Launch Firefox -> Options -> Privacy tab -> check the box next to Tell websites I do not want to be tracked -> hit OK to close the window.
You are done!
How to enable the Do Not Track in Internet Explorer
Internet Explorer 9 and higher has the feature, so you need to check which version you are using. It is worth noting that the Windows XP uses Internet Explorer 8; no higher versions compatibility is available to Windows XP, so its users will be unable to use the Do Not Track feature.
In case you’re not sure which version of IE you have installed: from your IE, click the gear button located at the top right corner, and click About Internet Explorer. If necessary, upgrade; if not, proceed to enable the feature.
Launch IE -> Settings -> Privacy -> Tracking Protection:
Turn on tracking protection by checking the box next to Block content on sites from services that could track my browsing.
Note: you must have at least one tracking protection list installed. To install it, click here and confirm you want to add a tracking protection list by clicking Add list.
How to enable the Do Not Track in Opera

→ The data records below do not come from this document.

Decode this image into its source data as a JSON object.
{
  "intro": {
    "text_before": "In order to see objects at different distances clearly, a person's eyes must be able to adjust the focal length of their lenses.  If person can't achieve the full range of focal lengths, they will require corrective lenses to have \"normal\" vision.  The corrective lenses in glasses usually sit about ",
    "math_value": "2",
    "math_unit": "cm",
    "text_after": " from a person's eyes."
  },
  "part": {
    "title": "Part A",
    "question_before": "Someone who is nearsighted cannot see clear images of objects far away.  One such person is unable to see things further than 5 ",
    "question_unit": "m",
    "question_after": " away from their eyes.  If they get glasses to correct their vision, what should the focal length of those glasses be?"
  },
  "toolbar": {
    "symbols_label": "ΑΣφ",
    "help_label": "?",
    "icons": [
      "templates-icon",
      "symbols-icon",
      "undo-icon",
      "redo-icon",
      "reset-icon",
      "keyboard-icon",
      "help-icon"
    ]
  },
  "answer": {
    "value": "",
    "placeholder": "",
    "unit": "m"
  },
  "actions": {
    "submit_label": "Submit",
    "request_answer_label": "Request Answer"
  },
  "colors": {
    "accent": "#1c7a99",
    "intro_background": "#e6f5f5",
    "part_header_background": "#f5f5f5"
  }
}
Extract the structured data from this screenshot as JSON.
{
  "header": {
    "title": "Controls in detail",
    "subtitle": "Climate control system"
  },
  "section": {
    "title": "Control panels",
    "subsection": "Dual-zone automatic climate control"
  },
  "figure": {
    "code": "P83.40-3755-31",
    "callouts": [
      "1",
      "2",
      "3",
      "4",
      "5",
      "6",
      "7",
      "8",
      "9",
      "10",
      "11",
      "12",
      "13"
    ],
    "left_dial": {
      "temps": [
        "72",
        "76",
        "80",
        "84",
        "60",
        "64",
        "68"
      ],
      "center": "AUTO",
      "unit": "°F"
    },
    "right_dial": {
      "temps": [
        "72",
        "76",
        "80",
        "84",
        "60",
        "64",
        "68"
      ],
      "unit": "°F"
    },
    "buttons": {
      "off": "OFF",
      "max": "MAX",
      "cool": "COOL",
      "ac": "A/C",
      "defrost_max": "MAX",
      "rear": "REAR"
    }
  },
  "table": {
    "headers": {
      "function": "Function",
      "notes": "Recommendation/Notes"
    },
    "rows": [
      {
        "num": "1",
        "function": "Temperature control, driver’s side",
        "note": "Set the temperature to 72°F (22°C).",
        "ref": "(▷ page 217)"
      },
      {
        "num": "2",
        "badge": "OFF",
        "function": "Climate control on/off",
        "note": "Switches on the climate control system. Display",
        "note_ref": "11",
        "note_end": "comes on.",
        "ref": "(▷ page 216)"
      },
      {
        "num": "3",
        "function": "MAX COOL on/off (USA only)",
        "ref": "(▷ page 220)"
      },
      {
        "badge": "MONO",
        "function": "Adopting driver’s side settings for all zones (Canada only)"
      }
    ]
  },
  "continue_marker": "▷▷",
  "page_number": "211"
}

Opera 12 and up have the feature, and anyone on earlier versions of the browser will not be able to enjoy it. To check which version of Opera you have:
Launch Opera -> type opera:about in the address bar and hit enter.
You will see the version of your browser, and if it is 12 and higher, you are good to go. If it’s not, you need to upgrade: Opera button -> Help -> Check for Updates.
Next, you can enable the Do Not Track feature in Opera:
Launch the Opera browser -> Preferences (Ctrl + F12 or from Opera -> Settings -> Preferences) -> Advanced tab -> Security -> check the box next to Ask websites not to track me.
Click OK and close the window. You are done!
A final note
The Do Not Track feature isn’t immaculate, and there are a lot of pending questions about it, but enabling it is by far better than not enabling it. After you enable the feature on your browser, you can double-check with this website if this feature is enabled, indeed.
Stay safe when browsing and thank you for reading D3k!